__Exercise__
The whole listing is to be restated word for word with no images.

━━ Supplied information ━━

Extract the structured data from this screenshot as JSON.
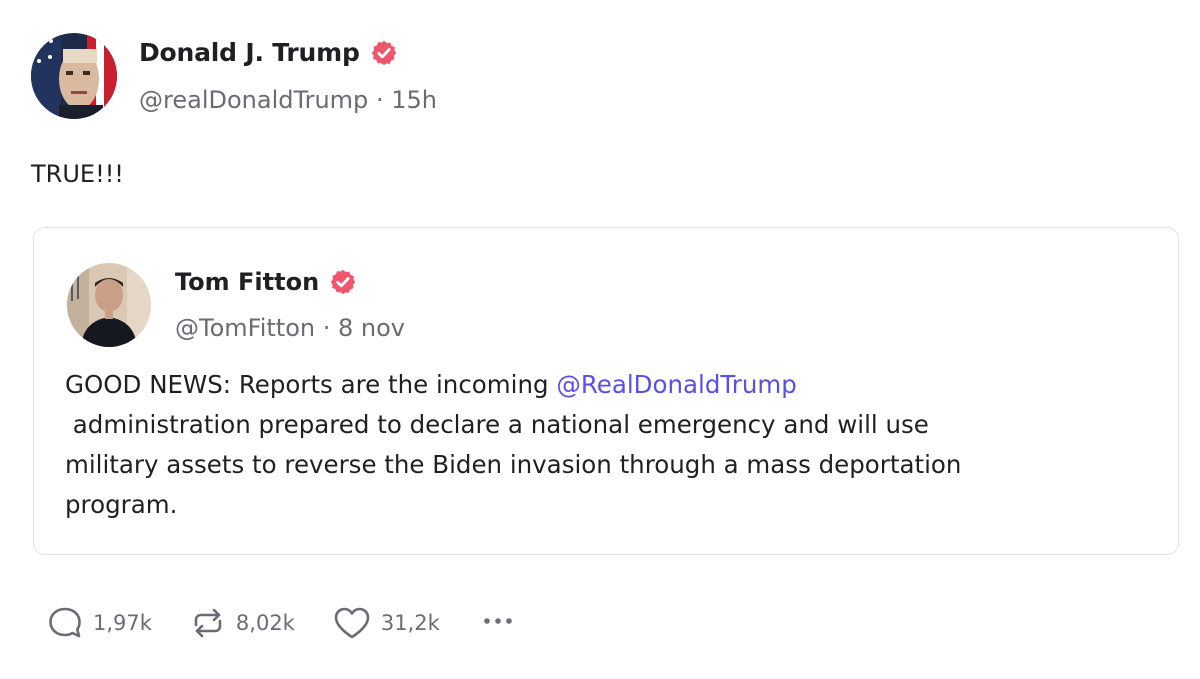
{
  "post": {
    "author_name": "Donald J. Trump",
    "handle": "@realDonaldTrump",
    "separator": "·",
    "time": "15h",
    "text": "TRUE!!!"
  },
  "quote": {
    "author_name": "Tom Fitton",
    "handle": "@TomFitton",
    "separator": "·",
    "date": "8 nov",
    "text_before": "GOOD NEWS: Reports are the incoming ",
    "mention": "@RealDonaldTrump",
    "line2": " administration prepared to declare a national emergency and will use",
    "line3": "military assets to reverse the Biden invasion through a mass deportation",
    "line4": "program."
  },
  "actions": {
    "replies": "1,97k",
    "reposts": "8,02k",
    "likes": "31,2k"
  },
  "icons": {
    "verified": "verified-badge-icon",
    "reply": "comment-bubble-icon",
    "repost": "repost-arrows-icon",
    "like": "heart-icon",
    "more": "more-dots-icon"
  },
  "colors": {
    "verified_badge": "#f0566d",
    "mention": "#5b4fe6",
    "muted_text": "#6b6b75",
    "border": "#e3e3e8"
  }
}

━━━

__Exercise solution__
Extract the structured data from this screenshot as JSON.
{
  "post": {
    "author_name": "Donald J. Trump",
    "handle": "@realDonaldTrump",
    "separator": "·",
    "time": "15h",
    "text": "TRUE!!!"
  },
  "quote": {
    "author_name": "Tom Fitton",
    "handle": "@TomFitton",
    "separator": "·",
    "date": "8 nov",
    "text_before": "GOOD NEWS: Reports are the incoming ",
    "mention": "@RealDonaldTrump",
    "line2": " administration prepared to declare a national emergency and will use",
    "line3": "military assets to reverse the Biden invasion through a mass deportation",
    "line4": "program."
  },
  "actions": {
    "replies": "1,97k",
    "reposts": "8,02k",
    "likes": "31,2k"
  },
  "icons": {
    "verified": "verified-badge-icon",
    "reply": "comment-bubble-icon",
    "repost": "repost-arrows-icon",
    "like": "heart-icon",
    "more": "more-dots-icon"
  },
  "colors": {
    "verified_badge": "#f0566d",
    "mention": "#5b4fe6",
    "muted_text": "#6b6b75",
    "border": "#e3e3e8"
  }
}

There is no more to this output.